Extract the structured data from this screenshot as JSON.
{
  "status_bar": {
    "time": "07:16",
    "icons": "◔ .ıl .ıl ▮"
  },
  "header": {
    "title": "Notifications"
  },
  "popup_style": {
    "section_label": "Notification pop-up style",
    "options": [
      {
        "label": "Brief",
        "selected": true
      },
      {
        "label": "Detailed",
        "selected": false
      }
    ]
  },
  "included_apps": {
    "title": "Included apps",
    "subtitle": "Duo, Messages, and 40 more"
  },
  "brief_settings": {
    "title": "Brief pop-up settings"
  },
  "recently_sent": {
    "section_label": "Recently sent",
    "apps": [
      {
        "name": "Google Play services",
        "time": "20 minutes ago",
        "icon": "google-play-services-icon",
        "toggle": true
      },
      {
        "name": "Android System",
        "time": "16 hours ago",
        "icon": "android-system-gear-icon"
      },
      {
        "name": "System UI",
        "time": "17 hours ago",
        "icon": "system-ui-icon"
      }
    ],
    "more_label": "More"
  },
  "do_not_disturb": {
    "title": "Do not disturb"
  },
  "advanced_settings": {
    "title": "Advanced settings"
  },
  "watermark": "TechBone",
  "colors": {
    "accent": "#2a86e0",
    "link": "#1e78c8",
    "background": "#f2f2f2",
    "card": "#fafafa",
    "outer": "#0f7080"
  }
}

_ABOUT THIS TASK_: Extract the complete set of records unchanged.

_ANSWER FOR THIS EXERCISE_:
Extract the structured data from this screenshot as JSON.
{
  "status_bar": {
    "time": "07:16",
    "icons": "◔ .ıl .ıl ▮"
  },
  "header": {
    "title": "Notifications"
  },
  "popup_style": {
    "section_label": "Notification pop-up style",
    "options": [
      {
        "label": "Brief",
        "selected": true
      },
      {
        "label": "Detailed",
        "selected": false
      }
    ]
  },
  "included_apps": {
    "title": "Included apps",
    "subtitle": "Duo, Messages, and 40 more"
  },
  "brief_settings": {
    "title": "Brief pop-up settings"
  },
  "recently_sent": {
    "section_label": "Recently sent",
    "apps": [
      {
        "name": "Google Play services",
        "time": "20 minutes ago",
        "icon": "google-play-services-icon",
        "toggle": true
      },
      {
        "name": "Android System",
        "time": "16 hours ago",
        "icon": "android-system-gear-icon"
      },
      {
        "name": "System UI",
        "time": "17 hours ago",
        "icon": "system-ui-icon"
      }
    ],
    "more_label": "More"
  },
  "do_not_disturb": {
    "title": "Do not disturb"
  },
  "advanced_settings": {
    "title": "Advanced settings"
  },
  "watermark": "TechBone",
  "colors": {
    "accent": "#2a86e0",
    "link": "#1e78c8",
    "background": "#f2f2f2",
    "card": "#fafafa",
    "outer": "#0f7080"
  }
}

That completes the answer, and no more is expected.